We just got crowdfunded !

We are so but so happy! Plobot will go into production.

Results of the campaign
Results of the campaign

Our website got re-directed during our pre-campaign for quite a bit of time already. But we plan to revamp it as a communication channel with our backers. Soon we will be publishing the ups and downs of running a crowdfunding campaign.

http://ks.plobot.com

For the ones that missed the campaign, don’t worry because we will keep taking pre-orders while we get the Kickstarter rewards produced.

Thanks to all of you! We will be sending joy to hundreds of houses and schools in the following months. Stay put!

Can you speak the language of code? Here’s a 2-minute guide to get started.

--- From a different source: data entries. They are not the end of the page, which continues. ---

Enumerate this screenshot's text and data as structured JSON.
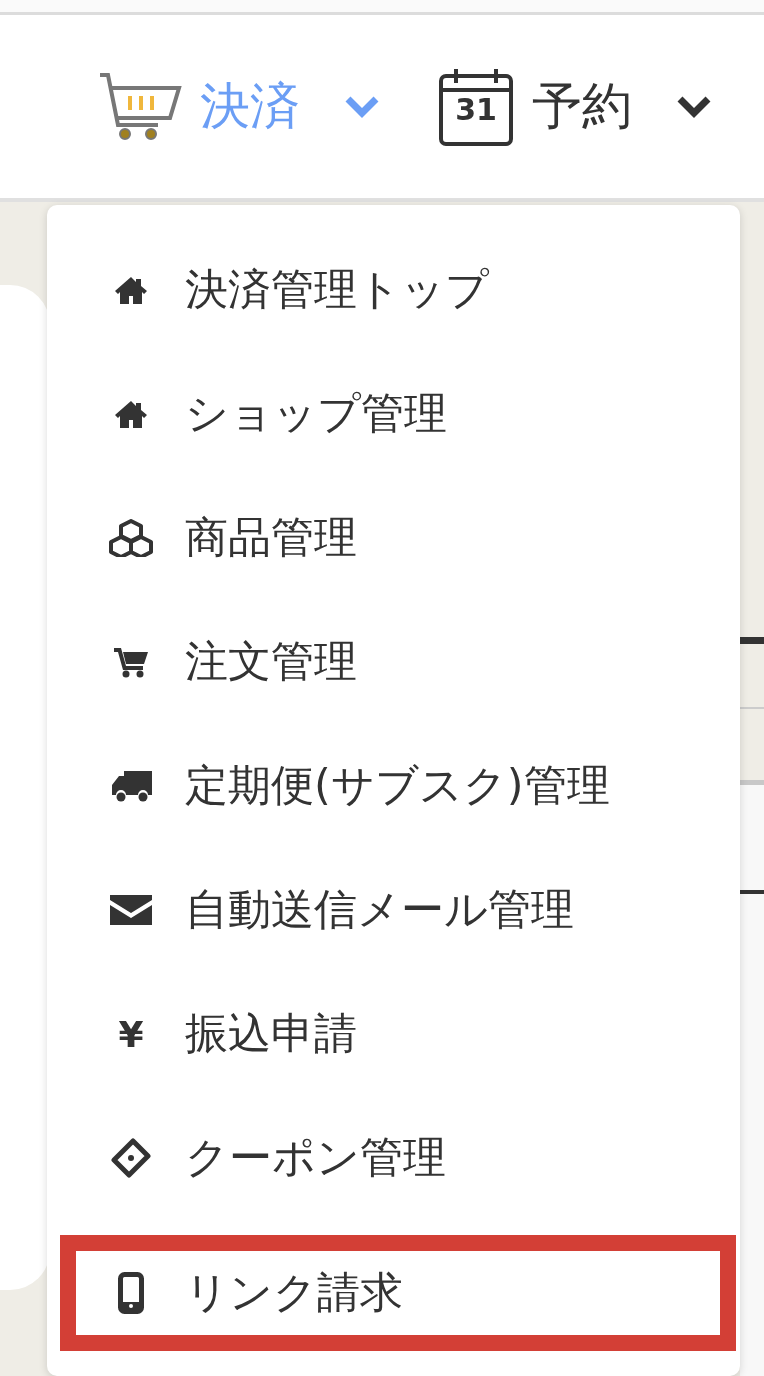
{
  "nav": [
    {
      "label": "決済",
      "kind": "cart",
      "active": true
    },
    {
      "label": "予約",
      "kind": "calendar",
      "icon_text": "31",
      "active": false
    }
  ],
  "menu": {
    "items": [
      {
        "label": "決済管理トップ",
        "kind": "home",
        "highlighted": false
      },
      {
        "label": "ショップ管理",
        "kind": "home",
        "highlighted": false
      },
      {
        "label": "商品管理",
        "kind": "boxes",
        "highlighted": false
      },
      {
        "label": "注文管理",
        "kind": "cart",
        "highlighted": false
      },
      {
        "label": "定期便(サブスク)管理",
        "kind": "truck",
        "highlighted": false
      },
      {
        "label": "自動送信メール管理",
        "kind": "envelope",
        "highlighted": false
      },
      {
        "label": "振込申請",
        "kind": "text",
        "icon_text": "¥",
        "highlighted": false
      },
      {
        "label": "クーポン管理",
        "kind": "tag",
        "highlighted": false
      },
      {
        "label": "リンク請求",
        "kind": "mobile",
        "highlighted": true
      }
    ]
  }
}
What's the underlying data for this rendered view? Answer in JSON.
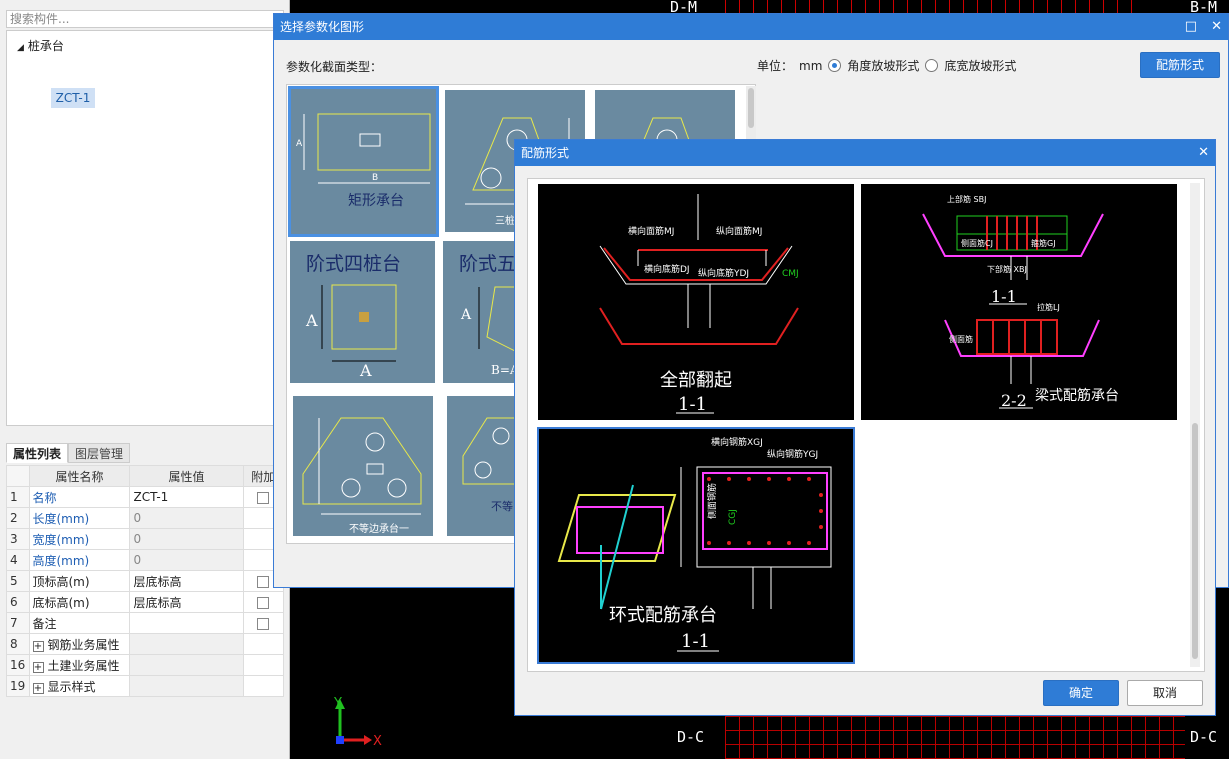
{
  "cad": {
    "labels_top": [
      "D-M",
      "B-M"
    ],
    "labels_bottom": [
      "D-C",
      "D-C"
    ],
    "axis": {
      "y": "Y",
      "x": "X"
    }
  },
  "left": {
    "search_placeholder": "搜索构件...",
    "tree_root": "桩承台",
    "tree_child": "ZCT-1",
    "tabs": [
      "属性列表",
      "图层管理"
    ],
    "columns": [
      "属性名称",
      "属性值",
      "附加"
    ],
    "rows": [
      {
        "n": "1",
        "name": "名称",
        "value": "ZCT-1",
        "blue": true,
        "gray": false,
        "chk": true,
        "plus": false
      },
      {
        "n": "2",
        "name": "长度(mm)",
        "value": "0",
        "blue": true,
        "gray": true,
        "chk": false,
        "plus": false
      },
      {
        "n": "3",
        "name": "宽度(mm)",
        "value": "0",
        "blue": true,
        "gray": true,
        "chk": false,
        "plus": false
      },
      {
        "n": "4",
        "name": "高度(mm)",
        "value": "0",
        "blue": true,
        "gray": true,
        "chk": false,
        "plus": false
      },
      {
        "n": "5",
        "name": "顶标高(m)",
        "value": "层底标高",
        "blue": false,
        "gray": false,
        "chk": true,
        "plus": false
      },
      {
        "n": "6",
        "name": "底标高(m)",
        "value": "层底标高",
        "blue": false,
        "gray": false,
        "chk": true,
        "plus": false
      },
      {
        "n": "7",
        "name": "备注",
        "value": "",
        "blue": false,
        "gray": false,
        "chk": true,
        "plus": false
      },
      {
        "n": "8",
        "name": "钢筋业务属性",
        "value": "",
        "blue": false,
        "gray": true,
        "chk": false,
        "plus": true
      },
      {
        "n": "16",
        "name": "土建业务属性",
        "value": "",
        "blue": false,
        "gray": true,
        "chk": false,
        "plus": true
      },
      {
        "n": "19",
        "name": "显示样式",
        "value": "",
        "blue": false,
        "gray": true,
        "chk": false,
        "plus": true
      }
    ]
  },
  "dialog1": {
    "title": "选择参数化图形",
    "section_label": "参数化截面类型：",
    "unit_label": "单位：",
    "unit_value": "mm",
    "option_angle": "角度放坡形式",
    "option_width": "底宽放坡形式",
    "rebar_button": "配筋形式",
    "tiles": {
      "rect": "矩形承台",
      "step4": "阶式四桩台",
      "step5": "阶式五",
      "tri": "三桩",
      "unequal1": "不等边承台一",
      "unequal2": "不等",
      "dimA": "A",
      "dimB": "B",
      "dimBA": "B=A"
    }
  },
  "dialog2": {
    "title": "配筋形式",
    "ok": "确定",
    "cancel": "取消",
    "img1": {
      "caption": "全部翻起",
      "section": "1-1",
      "l1": "横向面筋MJ",
      "l2": "纵向面筋MJ",
      "l3": "横向底筋DJ",
      "l4": "纵向底筋YDJ",
      "l5": "CMJ"
    },
    "img2": {
      "caption": "梁式配筋承台",
      "s1": "1-1",
      "s2": "2-2",
      "l1": "上部筋 SBJ",
      "l2": "侧面筋CJ",
      "l3": "箍筋GJ",
      "l4": "下部筋 XBJ",
      "l5": "拉筋LJ",
      "l6": "侧面筋"
    },
    "img3": {
      "caption": "环式配筋承台",
      "section": "1-1",
      "l1": "横向钢筋XGJ",
      "l2": "纵向钢筋YGJ",
      "l3": "侧面钢筋",
      "l4": "CGJ"
    }
  }
}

This post was inspired by the Learn to Code article on Parenting.com.tw.

Programming looks scary! Is it even something kids can learn?

We hear all these terms – C++, Java, Object oriented programming, Resource allocation… words that sound like some sort of alien language.

If your math is not good, can you still learn it?

If you can’t do it, can your kid even learn it?

 

You thought programming was this…

 

complexcoding

 

When in reality, it could be as simple as this:

 

codestudio

Looks fun, doesn’t it?

The key is to use the principles of “Play” to learn programming.

Here’s what Code.org founder Hadi Partovi recommends to coding newbies:

“When you’re learning a language, always start with the visual tools.”

The picture you see above is Code Studio by Code.org. As you can see, it uses visual blocks to write programs. These ‘drag and drop’ tools enable learners to quickly pick up the logic behind programming. Each block represents a different function, turning programming into a puzzle with each block building on top of the other.

Newbies can learn the fundamentals of coding like loops and conditionals. Instead of spending so much time memorizing all the syntax, they can simply connect the blocks. It lowers the barriers to entry for programming, and makes it more fun for beginners who are just trying to understand the principles and concepts behind the language of code.

Plobot is an educational toy robot designed around these principles – making coding fun and accessible to everyone. Check it out here.

5 edtech articles you missed last week

Untitled design (7)

At Plobot, we thrive at the intersection of education and technology, and we’re always on the lookout for the most interesting #edtech articles to share with you. Here are the top five we found last week:

Opening Minds on Ed Tech (by Bill Gates)

Every teacher deserves the chance to be phenomenal… Software will also help identify which students are having trouble and adjust for their own learning style, leaving teachers more time to focus on the kids who need extra personal attention.

What Robotics Can Teach Kids

“Robotics can also be a fun stepping-stone for getting a child interested in STEM (science, technology, engineering, and mathematics) subjects that can lead to amazing careers later in life.”

What skills do employers value most in graduates?

Chief among these are creativity, resourcefulness, team-working, innovation, resilience, IT skills, and innovation. They are also the skills which will future-proof graduates against the changing nature of skilled work.

Teaching kids to code is the new teaching kids Spanish

“Coding is a language,” said Ring, who got the idea from his 14-year-old son. “It is a global language, more global than French or German or Spanish, or for that matter even English.”

Why should kindergarteners code?

Although careers in tech or STEM fields aren’t right for everyone, advocates argue that CS and STEM skills can also encourage creativity and innovation, as well as critical thinking that can be applied across school subjects, and later, industries.

Interested to know more about our learning solutions for kids? Get in early here.